The Court of Appeal’s position is now very clear on the question of guarantors needing independent advice - unless an individual guarantor has an arguable defence that he/she has been the subject of undue influence or misrepresentation by the debtor, the Courts will not find that the lender was under a positive duty to ensure that the guarantor received independent legal advice.


The judgment of the Court of Appeal was delivered on 4 April 2017.

» Facts:A father guaranteed the debts of his son to ACC. The son borrowed from ACC in 2005 and 2007, and his father provided guarantees in 2005 and 2008. The son defaulted in repayment of his loans, and ACC began legal proceedings in 2013. In February 2015, ACC successfully obtained summary judgment in the High Court against the son, and against the father in respect of the 2005 guarantee.2

» High Court: The guarantor had signed a confirmation that he had been given the opportunity to take independent legal advice in relation to the 2005 guarantee, and that he had taken that advice. His son gave evidence that the advice was in fact given by the son’s solicitor, and not by a separate solicitor acting for the father, and could not be said to be “independent”. At no stage in the High Court did the father claim that he had provided the guarantee as a result of undue influence exerted by, or misrepresentations made by, his son.

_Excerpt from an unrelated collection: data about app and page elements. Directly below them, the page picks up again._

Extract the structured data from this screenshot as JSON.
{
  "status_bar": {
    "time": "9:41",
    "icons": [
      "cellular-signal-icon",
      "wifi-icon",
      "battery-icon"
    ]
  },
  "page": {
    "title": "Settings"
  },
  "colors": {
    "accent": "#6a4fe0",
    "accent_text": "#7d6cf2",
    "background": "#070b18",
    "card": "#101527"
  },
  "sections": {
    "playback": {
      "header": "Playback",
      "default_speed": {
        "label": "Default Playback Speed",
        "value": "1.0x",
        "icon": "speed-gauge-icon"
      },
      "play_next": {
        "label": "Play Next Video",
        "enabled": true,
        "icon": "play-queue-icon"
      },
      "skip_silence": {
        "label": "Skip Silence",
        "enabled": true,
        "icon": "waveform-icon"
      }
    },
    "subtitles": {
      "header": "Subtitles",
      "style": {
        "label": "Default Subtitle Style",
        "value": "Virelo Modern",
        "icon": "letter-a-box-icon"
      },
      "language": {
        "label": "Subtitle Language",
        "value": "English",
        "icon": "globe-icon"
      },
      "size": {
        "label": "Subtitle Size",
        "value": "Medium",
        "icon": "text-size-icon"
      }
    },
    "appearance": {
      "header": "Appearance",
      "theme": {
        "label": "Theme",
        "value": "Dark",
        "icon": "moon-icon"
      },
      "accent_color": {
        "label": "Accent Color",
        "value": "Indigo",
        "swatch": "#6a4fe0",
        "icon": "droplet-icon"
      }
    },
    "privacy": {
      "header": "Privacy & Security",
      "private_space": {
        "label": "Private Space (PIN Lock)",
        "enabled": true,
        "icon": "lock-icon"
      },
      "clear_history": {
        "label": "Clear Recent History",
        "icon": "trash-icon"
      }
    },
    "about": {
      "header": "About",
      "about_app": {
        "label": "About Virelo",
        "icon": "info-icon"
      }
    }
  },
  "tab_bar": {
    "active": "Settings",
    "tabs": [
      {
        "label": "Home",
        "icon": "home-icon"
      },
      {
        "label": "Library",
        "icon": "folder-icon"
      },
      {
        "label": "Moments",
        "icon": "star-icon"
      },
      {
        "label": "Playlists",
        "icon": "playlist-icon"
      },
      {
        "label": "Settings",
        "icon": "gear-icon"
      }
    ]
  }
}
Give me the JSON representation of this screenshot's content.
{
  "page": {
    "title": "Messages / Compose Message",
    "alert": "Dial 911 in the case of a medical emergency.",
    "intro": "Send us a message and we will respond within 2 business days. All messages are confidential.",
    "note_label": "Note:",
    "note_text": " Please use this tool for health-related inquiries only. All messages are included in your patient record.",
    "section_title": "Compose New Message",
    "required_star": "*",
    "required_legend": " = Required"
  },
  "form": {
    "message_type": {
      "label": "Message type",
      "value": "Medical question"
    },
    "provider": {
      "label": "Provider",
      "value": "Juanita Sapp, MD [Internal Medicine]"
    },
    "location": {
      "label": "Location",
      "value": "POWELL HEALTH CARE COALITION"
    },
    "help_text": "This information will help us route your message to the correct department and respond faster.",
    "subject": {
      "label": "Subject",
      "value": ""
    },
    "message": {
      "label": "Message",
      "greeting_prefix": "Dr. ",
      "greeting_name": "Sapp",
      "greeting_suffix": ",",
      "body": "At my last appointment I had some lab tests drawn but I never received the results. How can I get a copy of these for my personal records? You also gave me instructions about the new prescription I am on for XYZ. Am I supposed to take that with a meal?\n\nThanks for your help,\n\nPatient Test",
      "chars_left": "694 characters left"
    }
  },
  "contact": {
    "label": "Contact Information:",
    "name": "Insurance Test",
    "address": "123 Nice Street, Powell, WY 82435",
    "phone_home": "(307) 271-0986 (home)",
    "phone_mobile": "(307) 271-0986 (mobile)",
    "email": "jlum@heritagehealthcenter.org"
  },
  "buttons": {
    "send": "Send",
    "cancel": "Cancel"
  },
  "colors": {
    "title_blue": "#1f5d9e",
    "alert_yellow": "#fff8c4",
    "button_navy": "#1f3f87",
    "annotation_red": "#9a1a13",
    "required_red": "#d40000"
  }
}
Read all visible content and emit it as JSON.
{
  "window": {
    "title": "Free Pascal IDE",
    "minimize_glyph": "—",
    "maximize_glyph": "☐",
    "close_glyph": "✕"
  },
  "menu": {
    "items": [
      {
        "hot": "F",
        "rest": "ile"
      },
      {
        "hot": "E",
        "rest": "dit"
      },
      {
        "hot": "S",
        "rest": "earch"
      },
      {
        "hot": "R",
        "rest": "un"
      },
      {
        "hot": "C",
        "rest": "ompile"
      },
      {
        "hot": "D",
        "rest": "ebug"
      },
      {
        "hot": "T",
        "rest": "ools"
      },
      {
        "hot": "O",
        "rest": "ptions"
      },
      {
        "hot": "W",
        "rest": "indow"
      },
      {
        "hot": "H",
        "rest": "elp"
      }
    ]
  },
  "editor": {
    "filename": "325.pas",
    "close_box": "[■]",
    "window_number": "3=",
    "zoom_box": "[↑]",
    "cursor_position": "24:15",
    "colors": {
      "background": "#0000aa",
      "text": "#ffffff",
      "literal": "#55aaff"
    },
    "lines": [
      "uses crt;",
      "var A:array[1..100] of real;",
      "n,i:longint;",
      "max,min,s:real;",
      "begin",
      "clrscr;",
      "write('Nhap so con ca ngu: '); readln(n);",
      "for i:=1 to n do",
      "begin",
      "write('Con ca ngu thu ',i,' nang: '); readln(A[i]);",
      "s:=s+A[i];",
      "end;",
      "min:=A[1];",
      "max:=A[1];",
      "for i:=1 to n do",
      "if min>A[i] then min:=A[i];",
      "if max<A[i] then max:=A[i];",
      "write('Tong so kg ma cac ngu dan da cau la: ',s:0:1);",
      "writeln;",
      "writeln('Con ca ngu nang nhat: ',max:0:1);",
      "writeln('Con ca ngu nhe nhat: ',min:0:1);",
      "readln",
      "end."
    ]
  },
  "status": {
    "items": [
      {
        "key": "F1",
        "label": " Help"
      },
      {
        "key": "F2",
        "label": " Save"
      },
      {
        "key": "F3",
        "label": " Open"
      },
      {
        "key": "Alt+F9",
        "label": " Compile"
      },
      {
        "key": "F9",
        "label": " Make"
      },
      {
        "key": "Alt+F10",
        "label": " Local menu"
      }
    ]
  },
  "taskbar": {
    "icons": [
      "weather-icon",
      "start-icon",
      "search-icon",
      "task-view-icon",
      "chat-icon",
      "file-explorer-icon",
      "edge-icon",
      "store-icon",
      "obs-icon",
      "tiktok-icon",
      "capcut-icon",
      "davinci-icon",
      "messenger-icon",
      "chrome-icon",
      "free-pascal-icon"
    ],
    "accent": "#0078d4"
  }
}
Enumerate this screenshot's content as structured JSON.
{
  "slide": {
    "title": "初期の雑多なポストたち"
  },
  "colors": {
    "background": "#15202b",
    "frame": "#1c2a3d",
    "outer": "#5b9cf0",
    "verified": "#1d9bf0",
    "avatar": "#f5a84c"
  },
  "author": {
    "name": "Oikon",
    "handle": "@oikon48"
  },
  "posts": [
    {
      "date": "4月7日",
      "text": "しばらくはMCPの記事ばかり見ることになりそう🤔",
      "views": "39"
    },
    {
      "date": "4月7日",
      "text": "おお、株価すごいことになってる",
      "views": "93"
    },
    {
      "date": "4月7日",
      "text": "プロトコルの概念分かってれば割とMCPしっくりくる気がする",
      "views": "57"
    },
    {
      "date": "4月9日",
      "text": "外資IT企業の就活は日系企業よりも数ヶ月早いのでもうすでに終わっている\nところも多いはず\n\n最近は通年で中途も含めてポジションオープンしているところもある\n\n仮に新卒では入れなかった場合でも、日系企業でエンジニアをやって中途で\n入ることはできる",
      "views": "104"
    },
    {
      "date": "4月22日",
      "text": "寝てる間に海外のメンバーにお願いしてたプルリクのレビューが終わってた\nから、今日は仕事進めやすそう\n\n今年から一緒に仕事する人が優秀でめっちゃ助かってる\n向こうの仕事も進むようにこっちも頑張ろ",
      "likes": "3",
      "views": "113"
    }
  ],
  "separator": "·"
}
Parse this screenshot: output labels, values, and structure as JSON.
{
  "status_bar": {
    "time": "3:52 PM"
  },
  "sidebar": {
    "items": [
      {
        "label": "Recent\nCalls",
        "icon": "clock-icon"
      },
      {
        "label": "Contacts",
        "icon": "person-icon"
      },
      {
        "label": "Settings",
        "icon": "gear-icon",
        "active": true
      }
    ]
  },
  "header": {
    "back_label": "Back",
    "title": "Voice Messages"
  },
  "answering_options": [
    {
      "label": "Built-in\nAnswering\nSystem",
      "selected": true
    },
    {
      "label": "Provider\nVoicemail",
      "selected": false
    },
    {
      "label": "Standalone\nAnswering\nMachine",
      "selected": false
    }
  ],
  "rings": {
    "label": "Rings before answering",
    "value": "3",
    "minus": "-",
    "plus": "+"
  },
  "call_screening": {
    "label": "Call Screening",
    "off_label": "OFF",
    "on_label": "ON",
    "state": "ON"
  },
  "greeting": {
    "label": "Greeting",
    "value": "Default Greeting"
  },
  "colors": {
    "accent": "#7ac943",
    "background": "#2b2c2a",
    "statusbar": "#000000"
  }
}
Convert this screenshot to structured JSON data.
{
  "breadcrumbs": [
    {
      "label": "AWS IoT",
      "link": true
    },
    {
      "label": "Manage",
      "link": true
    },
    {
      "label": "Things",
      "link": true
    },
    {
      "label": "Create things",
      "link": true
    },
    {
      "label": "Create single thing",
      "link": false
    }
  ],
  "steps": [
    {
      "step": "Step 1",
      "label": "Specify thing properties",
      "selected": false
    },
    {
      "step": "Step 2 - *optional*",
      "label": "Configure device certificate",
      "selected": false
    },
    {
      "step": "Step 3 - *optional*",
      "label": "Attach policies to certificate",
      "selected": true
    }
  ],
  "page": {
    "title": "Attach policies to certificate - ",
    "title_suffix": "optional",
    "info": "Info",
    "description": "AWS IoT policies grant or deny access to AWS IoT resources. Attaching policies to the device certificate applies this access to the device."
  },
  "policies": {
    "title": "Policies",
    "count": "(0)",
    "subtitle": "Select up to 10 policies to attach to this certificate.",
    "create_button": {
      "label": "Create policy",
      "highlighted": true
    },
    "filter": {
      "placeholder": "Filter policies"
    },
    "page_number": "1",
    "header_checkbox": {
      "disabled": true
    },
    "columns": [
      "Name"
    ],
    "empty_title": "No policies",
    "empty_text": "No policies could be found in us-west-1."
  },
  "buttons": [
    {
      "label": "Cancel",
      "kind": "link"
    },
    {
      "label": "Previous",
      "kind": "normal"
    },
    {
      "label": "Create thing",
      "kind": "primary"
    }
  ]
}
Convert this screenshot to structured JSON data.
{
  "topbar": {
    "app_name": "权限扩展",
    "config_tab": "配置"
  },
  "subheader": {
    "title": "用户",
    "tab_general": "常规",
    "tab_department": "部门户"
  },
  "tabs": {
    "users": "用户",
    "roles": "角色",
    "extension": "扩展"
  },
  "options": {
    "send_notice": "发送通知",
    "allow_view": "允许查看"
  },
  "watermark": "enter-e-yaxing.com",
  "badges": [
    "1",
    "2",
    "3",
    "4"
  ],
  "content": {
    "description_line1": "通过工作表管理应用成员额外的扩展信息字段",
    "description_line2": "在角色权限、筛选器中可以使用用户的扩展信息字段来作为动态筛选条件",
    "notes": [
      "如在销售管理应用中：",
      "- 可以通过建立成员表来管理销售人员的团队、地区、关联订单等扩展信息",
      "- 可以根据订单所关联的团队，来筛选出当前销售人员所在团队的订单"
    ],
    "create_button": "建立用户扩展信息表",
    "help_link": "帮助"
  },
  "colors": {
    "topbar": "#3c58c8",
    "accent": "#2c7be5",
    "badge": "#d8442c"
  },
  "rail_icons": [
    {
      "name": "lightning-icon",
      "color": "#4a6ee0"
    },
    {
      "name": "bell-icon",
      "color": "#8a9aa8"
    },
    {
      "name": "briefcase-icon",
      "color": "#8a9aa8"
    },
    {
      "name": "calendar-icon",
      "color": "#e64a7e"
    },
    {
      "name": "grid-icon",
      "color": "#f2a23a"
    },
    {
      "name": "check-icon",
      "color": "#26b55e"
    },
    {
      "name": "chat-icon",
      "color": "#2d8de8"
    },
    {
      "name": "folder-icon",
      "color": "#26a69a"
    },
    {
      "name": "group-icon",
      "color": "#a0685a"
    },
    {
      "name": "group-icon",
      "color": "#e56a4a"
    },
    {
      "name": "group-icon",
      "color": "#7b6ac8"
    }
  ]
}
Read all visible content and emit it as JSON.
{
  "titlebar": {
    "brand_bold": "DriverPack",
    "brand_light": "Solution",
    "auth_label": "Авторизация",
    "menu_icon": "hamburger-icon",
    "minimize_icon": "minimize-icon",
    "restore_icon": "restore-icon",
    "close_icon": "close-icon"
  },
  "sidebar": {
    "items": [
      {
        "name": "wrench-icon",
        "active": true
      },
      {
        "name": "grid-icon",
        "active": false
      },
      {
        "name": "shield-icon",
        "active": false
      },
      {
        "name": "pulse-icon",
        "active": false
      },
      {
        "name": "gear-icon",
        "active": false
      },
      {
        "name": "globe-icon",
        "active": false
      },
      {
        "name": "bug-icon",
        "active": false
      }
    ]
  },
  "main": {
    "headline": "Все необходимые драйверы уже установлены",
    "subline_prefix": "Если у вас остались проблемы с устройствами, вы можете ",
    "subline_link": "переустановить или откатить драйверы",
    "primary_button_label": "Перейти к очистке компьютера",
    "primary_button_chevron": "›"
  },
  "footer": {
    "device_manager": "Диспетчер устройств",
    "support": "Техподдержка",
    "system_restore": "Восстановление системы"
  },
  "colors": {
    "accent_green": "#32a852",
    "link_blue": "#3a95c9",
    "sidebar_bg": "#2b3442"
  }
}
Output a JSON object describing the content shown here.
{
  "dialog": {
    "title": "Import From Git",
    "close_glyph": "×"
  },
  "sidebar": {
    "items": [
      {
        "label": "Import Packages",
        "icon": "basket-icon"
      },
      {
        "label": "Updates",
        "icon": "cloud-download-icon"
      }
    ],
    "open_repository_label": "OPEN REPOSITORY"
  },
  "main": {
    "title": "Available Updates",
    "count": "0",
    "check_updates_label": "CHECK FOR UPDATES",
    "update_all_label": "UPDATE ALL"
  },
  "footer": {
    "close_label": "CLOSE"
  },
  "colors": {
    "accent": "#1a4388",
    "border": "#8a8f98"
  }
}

The High Court granted judgment in favour of ACC. Notably, on the question of independent legal advice, Fullam J held that while undue influence had not been alleged, the father-son relationship put ACC on inquiry (i.e. on notice of a possible non-commercial aspect to the guarantee) and under an obligation to take reasonable steps to ensure that the father had freely entered into the guarantee. Fullam J found that, in obtaining the confirmation from the father that he had received independent legal advice, ACC had taken “a sufficiently reasonable step”.

» Court of Appeal: The father appealed. The Court of Appeal (in a judgment delivered by Finlay Geoghegan J) found in favour of ACC, holding that:

• no evidence had been presented by the guarantor to the High Court to support an argument that he had been subjected to undue influence; and

• as the guarantor did not have an arguable defence that he was the subject of undue influence, he did not have an arguable defence that the bank (because it knew of the father-son relationship) should have ensured that he obtained independent legal advice or otherwise ensured that he freely entered into the guarantee.


The judgment considered key Irish decisions, and one English decision, in this area. Notably, Hogan J in the Court of Appeal delivered a separate judgment in which, while he ultimately supported the judgment of Finlay Geoghegan J, he disagreed with her on the relevance of the decisions in Roche and Etridge (each referred to in further detail on the next page).

Click here to view table.


» Both Etridge and Roche dealt with situations where a finding of undue influence had been made, and the principles set out in both cases regarding further steps that a bank must take were set out only in the context of a prior finding of undue influence.

» Neither Etridge nor Roche is authority for the proposition that, where there is no arguable defence of undue influence, there is a separate defence available to the guarantor if the bank did not ensure that the guarantor fully and freely understood what he was agreeing to.

» There is no stand-alone obligation on a bank to ensure that a guarantor fully and freely understands what he is agreeing to.

» If the guarantor in this case had raised an arguable defence of undue influence, the judgment in Roche may have been relevant.

» As mentioned above, Hogan J also delivered a judgment in this case in which he disagreed with Finlay Geoghegan J as to the applicability of Etridge and Roche. However, having regard to the decisions of the Court of Appeal in de Kretser and Curran, he felt that it was clear that the Court of Appeal’s “settled view is that…absent an express claim of undue influence or…misrepresentation, a bank is under no affirmative duty to ensure that a surety receives independent legal advice.” He also noted that, unless special circumstances exist, a judge of the Court of Appeal should yield to the prevailing view set out in prior decisions. As a result, he agreed with the judgment of Finlay Geoghegan J.


It is important to note that Finlay Geoghegan J distinguished the facts of this case from those in ACC Loan Management Ltd v Sheehan9 in which ACC had listed a confirmation that the guarantor had received independent legal advice as a condition precedent to the loan being advanced. In that case, both the High Court and Court of Appeal agreed that, as the borrower’s solicitor had confirmed to ACC that the guarantor had waived his right to seek independent legal advice, the guarantor had an arguable defence that the condition that ACC had imposed (which was arguably for the benefit for both parties) had been (and should not have been) unilaterally waived by ACC.